Sir Max Aitken (Lord Beaverbrook), one of the Commonwealth's most famous figures, called Miramichi home. Learn more about his legacy at Beaverbrook House, in Miramichi. Several buildings in his memory, or to which he contributed financially, are present in Fredericton. These include the Lord Beaverbrook Art Gallery, the Aitken Centre Arena, the Playhouse Theatre, and Aitken House residence at the University of New Brunswick, to name a few. 

Boston Red Sox starter, the late Ted Williams, was an expert fly-fisherman, who spent summers fishing on the Miramichi River. 

The Village of Plaster Rock is known as the home of the annual World Pond Hockey Championships. 

Moosehead Brewery, in Saint John, is Canada's oldest independent brewery. 

The St. John River was originally known as “Madawaska”, derived from “Madoueskak”, a Maliseet word meaning “Land of the Porcupine”. Madawaska lives on in the “Republic” of Madawaska, as well as being the name of a tributary of the St. John River, a county in New Brunswick and a town on the Maine side of the US/Canada border. No wonder visitors get confused! 

During the colonial era, lumber from this region was very much in demand, especially by the Royal Navy. It is said that Admiral Horatio Nelson went to war during the Battle of Trafalgar with a fleet whose masts were forged from white pine, floated from Edmundston, down the St. John River. 

After over 40 years of wrangling, the Webster-Ashburton Treaty (known officially as the Treaty of Washington), finally established the St. John River as the international boundary between northern New Brunswick and Maine. The treaty was signed on August 9, 1842.

The French spoken in the Northern New Brunswick region is called “brayon” – a term derived from the textile industry. Brayon (which can also refer to the people themselves) is a blend of Quebecois and Acadian French, with a sprinkling of American English and Scots/Irish idioms thrown in for good measure.

The fertile, alkaline soil of the St. John River Valley is ideal for the cultivation of potatoes. Some farmers plant their crops in a traditional manner, according to the phases of the moon. Scattered along the roads on both sides of the border, you can sometimes spot small stone sheds built into the side of a grassy mound, where potatoes were stored.

The Old Sow, which can be seen off Deer Island, NB and Eastport, Maine, is the second largest whirlpool in the world (after the Maelstrom whirlpool in Norway). Best seen a couple of hours before high tide when it is more active that at other times of the day, the Old Sow gets its name from the loud, slurping sounds that the water makes as it swirls into a vortex.

The Bay of Fundy has the highest tides in the world.
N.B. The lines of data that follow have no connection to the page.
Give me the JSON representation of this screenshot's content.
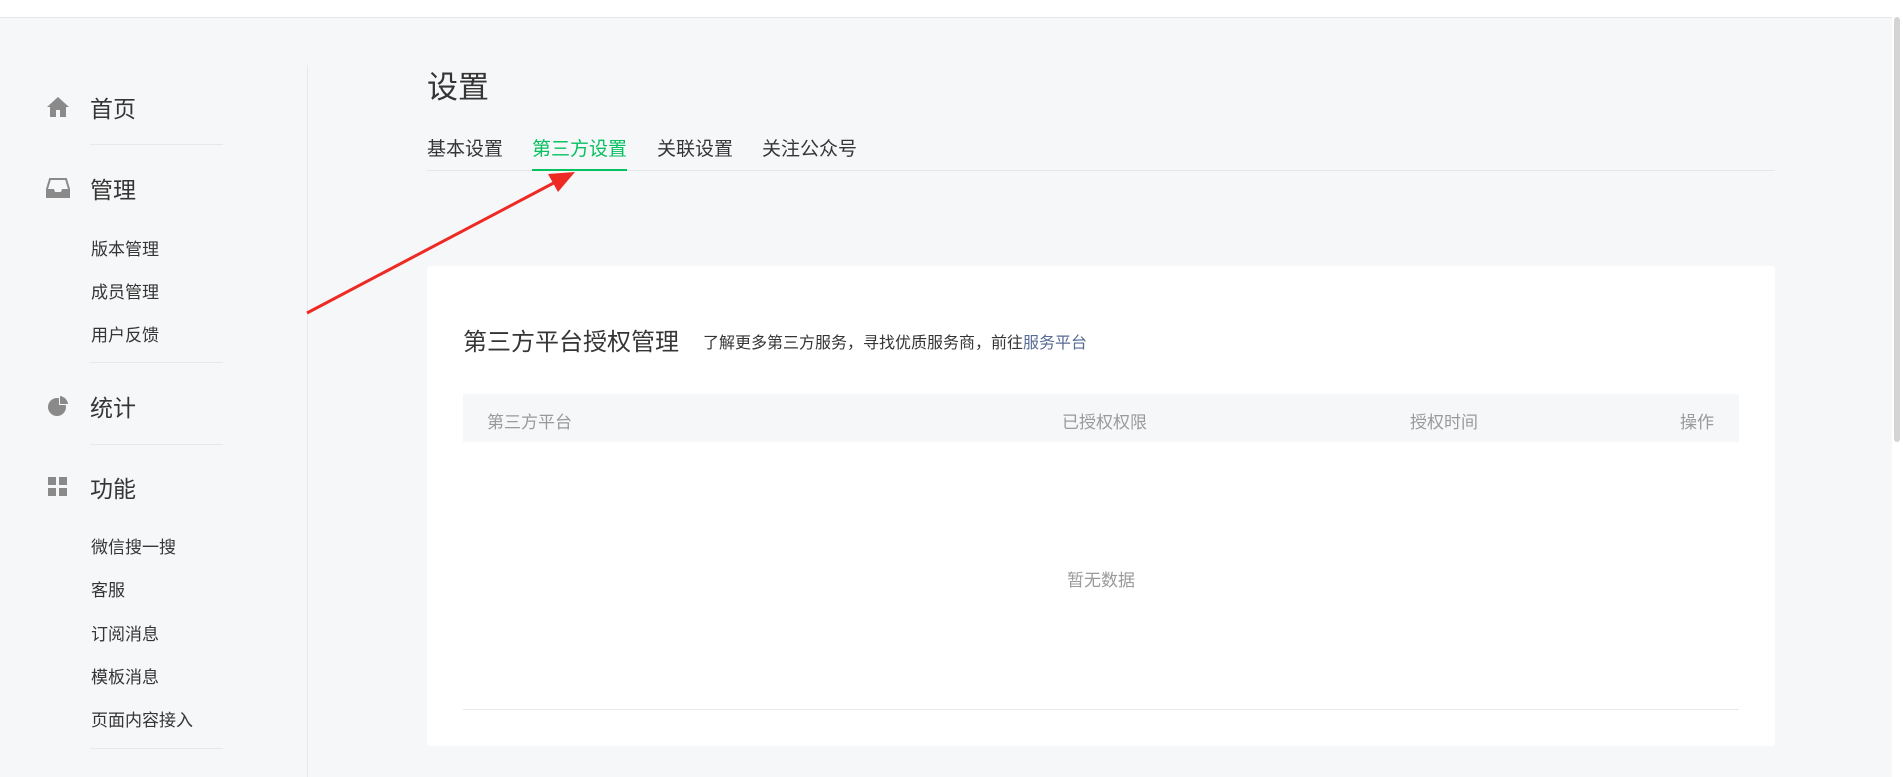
{
  "sidebar": {
    "home": "首页",
    "manage": "管理",
    "manage_items": [
      "版本管理",
      "成员管理",
      "用户反馈"
    ],
    "stats": "统计",
    "features": "功能",
    "feature_items": [
      "微信搜一搜",
      "客服",
      "订阅消息",
      "模板消息",
      "页面内容接入"
    ]
  },
  "main": {
    "title": "设置",
    "tabs": [
      "基本设置",
      "第三方设置",
      "关联设置",
      "关注公众号"
    ],
    "active_tab": "第三方设置"
  },
  "card": {
    "title": "第三方平台授权管理",
    "desc": "了解更多第三方服务，寻找优质服务商，前往",
    "desc_link": "服务平台",
    "columns": [
      "第三方平台",
      "已授权权限",
      "授权时间",
      "操作"
    ],
    "empty_text": "暂无数据"
  },
  "colors": {
    "accent": "#07c160",
    "link": "#576b95",
    "annotation_arrow": "#ee2a24"
  }
}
They rise at a rate of one metre (3.3 feet) per hour. The tides yield many edible treasures, among them mineral-rich sea salt and “dulse” - dried seaweed, which can be eaten as a snack or used to flavor soups and stews.

The first Miss Canada was from Saint John New Brunswick. Winnifred Blair was crowned Miss Canada in Montreal February 10, 1923. But it was 23 years until the next Miss Canada was crowned.

The first female sea captain in North America is from Alma, New Brunswick. Molly Kool was the first mate on her father’s 70-foot freighter, transporting lumber and gypsum through the Bay of Fundy and Gulf of Maine after passing her sea captain’s exam in 1939. She captained for five years before marrying and settling in Orrington, Maine.